water
collagen (mainly type II)
proteoglycan

132

within cartilage, where is the highest concnetration of proteoglycan found?

middle and deep zone

133

what is the function of water within cartilage?

maintains resiliency of the tissue
contributes to nutrition and lubrication system

134

what is the function of collagen within cartilage?

maintains cartilage architecture
provides strength

135

what is the function of proteoglycan within cartilage?

load bearing

136

how does articular cartilage receive nutrients and O2?

via synovial fluid

137

what is the effect of TNF on proteoglycan synthesis?

inhibits
(catabolic)

138

what is the effect of IL-1 on proteoglycan synthesis?

inhibits
(catabolic)

139

what is the effect of tumour growth factor on proteoglycan synthesis?

stimulates
(anabolic)

140

what is the effect of insulin-like growth factor on proteoglycan synthesis?

stimulates
(anabolic)

141

what are the 2 main markers of cartilage degradation?

1. increased serum and synovial keratin sulphate
2. increased synovial type II collagen

142

what are the main 3 effects on the subchondral bone following cartilage wear and tear?

-cyst formation
-sclerosis in subchondral bone
-osteophyte formation (bony projection)

143

deposition of needle-shaped uric acid cystals within the joints causes what condition?

gouty arthritis

144

deposition of rhomboid-shaped calcium pyrophosphate cyrastas causes what condition?

pseudogout

145

What are the 3 forms of pain?

nociceptive pain
inflammatory pain
pathological pain

146

what are nociceptors?

nociceptors are peripheral primary sensory afferent neurones that are activated by intense stimuli that are noxious

147

why is nociceptive pain adaptive?

serves as an early warning system to detect and minimise contact with damaging stimuli
(inscribes memories that cause avoidance)

148

why is inflammatory pain adaptive and protective?

caused by activation of the immune system
(to injury or infection)

149

how does inflammatory pain affect further sensory stimuli?

pain hypersensitivity (heightened sensitivity to noxious stimuli)
allodynia *innocuous stimuli now elicit pain
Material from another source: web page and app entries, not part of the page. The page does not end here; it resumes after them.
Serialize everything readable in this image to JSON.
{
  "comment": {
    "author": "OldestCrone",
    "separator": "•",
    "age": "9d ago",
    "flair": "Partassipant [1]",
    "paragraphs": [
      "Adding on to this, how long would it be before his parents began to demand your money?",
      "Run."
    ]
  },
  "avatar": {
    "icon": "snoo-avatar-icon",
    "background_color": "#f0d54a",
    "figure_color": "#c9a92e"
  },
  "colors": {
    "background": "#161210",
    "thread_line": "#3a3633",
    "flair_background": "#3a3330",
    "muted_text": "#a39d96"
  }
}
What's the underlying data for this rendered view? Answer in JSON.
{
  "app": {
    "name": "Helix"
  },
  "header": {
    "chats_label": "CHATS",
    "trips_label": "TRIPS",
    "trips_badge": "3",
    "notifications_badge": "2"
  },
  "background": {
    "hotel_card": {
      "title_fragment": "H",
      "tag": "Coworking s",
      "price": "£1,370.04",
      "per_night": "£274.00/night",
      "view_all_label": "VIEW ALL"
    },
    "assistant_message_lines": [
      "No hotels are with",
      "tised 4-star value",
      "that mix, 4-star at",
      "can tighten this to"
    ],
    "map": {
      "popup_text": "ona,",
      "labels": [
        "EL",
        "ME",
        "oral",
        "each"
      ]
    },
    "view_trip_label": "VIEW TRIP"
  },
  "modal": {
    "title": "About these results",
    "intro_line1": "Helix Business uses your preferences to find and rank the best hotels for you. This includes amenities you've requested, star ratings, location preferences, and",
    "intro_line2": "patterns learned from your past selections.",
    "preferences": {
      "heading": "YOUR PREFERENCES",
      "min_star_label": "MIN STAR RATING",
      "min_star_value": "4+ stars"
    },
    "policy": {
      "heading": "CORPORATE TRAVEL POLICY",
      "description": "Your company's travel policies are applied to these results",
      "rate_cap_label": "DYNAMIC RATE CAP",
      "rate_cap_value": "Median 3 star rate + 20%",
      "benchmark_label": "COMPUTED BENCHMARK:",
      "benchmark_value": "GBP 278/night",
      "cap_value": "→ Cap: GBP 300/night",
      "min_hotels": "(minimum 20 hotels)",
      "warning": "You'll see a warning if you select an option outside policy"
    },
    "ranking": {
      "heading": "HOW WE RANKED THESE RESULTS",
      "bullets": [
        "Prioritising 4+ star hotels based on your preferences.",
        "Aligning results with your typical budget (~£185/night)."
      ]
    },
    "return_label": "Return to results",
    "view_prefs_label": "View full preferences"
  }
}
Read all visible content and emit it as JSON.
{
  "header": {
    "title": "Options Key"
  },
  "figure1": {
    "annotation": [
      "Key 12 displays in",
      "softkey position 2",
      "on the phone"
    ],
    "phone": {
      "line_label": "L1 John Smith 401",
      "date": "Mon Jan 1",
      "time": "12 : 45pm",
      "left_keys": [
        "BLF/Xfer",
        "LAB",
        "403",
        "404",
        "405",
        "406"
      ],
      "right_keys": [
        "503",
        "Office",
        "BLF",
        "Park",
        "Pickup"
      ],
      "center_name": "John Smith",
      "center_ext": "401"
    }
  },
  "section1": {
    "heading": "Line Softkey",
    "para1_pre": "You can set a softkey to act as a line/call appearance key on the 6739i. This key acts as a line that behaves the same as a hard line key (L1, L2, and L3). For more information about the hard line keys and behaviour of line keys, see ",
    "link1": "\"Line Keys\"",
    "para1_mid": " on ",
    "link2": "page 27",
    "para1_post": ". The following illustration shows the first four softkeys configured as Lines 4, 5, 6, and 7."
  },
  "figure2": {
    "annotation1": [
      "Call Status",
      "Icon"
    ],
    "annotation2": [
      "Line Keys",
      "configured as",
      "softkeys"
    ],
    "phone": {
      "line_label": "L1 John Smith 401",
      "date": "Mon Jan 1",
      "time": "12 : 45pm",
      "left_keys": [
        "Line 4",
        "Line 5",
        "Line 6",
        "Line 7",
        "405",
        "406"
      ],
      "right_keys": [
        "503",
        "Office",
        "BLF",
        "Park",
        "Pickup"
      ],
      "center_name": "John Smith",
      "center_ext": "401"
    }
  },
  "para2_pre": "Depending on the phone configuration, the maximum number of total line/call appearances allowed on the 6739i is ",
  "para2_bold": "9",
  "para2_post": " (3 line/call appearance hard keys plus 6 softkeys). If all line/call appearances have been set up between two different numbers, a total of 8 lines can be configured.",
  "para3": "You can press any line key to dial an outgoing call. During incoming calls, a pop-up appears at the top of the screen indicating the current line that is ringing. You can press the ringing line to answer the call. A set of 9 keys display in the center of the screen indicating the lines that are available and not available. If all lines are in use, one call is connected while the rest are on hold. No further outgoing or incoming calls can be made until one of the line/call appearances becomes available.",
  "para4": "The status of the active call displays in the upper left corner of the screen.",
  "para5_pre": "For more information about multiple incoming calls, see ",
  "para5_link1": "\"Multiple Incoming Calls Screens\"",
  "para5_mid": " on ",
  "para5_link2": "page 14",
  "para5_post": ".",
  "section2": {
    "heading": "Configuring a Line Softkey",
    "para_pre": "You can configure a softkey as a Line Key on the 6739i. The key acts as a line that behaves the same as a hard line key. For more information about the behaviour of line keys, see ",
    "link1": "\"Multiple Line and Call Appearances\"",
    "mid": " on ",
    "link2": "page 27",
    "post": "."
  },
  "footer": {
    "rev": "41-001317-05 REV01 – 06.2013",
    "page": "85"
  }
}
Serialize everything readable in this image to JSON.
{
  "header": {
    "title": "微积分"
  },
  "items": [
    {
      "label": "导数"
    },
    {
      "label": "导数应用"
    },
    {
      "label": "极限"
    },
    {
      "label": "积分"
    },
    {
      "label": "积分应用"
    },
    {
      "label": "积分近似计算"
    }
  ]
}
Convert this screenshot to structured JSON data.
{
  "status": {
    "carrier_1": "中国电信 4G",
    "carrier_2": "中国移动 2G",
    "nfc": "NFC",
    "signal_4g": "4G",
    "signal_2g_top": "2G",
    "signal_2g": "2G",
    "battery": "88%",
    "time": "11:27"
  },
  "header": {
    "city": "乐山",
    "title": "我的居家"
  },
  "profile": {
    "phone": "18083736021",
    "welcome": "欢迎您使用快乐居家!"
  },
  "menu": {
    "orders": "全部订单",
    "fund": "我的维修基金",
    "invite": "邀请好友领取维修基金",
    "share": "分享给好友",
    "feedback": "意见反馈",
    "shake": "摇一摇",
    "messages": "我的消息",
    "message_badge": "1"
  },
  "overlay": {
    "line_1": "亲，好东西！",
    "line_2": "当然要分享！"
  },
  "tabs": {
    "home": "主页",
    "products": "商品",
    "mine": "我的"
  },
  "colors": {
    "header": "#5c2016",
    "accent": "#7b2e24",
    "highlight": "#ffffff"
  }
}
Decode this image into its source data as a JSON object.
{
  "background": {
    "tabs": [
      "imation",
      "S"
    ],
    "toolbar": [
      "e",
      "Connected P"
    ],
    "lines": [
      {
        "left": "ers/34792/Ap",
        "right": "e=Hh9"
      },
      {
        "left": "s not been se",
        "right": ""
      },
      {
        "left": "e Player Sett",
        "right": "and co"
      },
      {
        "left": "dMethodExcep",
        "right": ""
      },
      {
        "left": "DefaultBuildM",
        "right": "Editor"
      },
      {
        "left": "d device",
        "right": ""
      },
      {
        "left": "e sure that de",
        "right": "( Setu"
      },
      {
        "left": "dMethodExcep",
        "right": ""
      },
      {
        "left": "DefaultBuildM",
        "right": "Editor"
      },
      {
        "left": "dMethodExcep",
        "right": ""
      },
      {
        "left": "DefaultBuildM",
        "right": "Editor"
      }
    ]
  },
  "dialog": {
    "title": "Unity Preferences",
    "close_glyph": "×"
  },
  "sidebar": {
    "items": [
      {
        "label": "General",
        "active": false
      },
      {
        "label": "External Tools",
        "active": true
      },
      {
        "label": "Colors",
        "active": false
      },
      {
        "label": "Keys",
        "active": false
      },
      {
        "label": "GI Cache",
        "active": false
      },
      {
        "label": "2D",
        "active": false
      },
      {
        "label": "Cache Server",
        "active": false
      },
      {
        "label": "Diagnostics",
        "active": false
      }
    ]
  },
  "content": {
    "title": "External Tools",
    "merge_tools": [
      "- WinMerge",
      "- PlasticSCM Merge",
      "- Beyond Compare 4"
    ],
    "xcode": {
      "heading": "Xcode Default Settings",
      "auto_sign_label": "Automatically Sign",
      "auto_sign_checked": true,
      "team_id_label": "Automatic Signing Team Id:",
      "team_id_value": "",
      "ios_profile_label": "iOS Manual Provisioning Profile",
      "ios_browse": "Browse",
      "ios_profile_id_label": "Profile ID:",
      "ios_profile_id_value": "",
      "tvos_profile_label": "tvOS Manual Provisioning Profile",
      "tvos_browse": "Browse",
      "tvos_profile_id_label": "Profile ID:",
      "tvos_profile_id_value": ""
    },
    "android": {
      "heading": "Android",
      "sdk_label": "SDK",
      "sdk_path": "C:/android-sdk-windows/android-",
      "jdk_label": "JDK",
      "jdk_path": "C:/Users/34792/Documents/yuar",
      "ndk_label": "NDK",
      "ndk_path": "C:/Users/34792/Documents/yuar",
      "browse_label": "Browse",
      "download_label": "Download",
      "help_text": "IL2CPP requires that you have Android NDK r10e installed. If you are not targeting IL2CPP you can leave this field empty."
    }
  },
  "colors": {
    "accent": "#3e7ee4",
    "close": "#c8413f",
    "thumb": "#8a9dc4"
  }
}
150

how does inflammatory pain help in healing a damaged body part?

discourages physical contact
discourages movement

151

why is pathological pain known as maladaptive?

no protective function

152

what does pathological pain result from?

abnormal nervous system function:
neuropathic or dysfunctional
(disease state of nervous system)

153

what congenital insensitivity to pain caused by?

loss of function mutations in a particular voltage-activated Na+ channel which is highly expressed in nociceptive neurones

154

what nociceptors respond to noxious mechanical and thermal stimuli and mediate fast pain? (stabbing, prickiling sensations)

Adelta-fibres

155

what nociceptors respond to all noxious stimuli and mediate slow pain? (burning, throbbing, aching)

C-fibres

156

compare the myelination of Adelta fibres to C-fibres

Adelta fibres- myelinated
C-fibres- unmyelinated

157

how do nociceptors elicit a depolarising receptor potential in response to a noxious sitmuli?

open cation selecive ion channels

158

why do a subset of C-fibres (peptidergic) have an efferent function of releasing pro-inflammatory mediators?

to contribute to neurogenic inflammation

159

how does long term noxious stimulation contribute to hyperalgesia and allodynia?

increases spinal excitability

160

what is the primary neurotransmitter between the nociceptor primary afferent and second order neurone in the dorsal horn?

glutamate

161

where do primary afferent axons terminate in the spinal cord?

dorsal horn of the spinal cord in laminae of Rexed

162

where do nociceptive C and Adelta fibres terminate usually?

dorsal horn of spinal cord in laminae I and II of Rexed

163

second order neurones ascend the spinal cord in which 2 tracts of the anterolateral system?

spinothalmic tract
spinoreticular tract

164

projections from Adelta fast pain are transmitted by second order neurones in which tract of the anterolateral system of the spinal cord?

spinothalmic tract

165

projections from C-fibre slow pain are transmitted by second order neurones in which tract of the anterolateral system of the spinal cord?

spinoreticular tract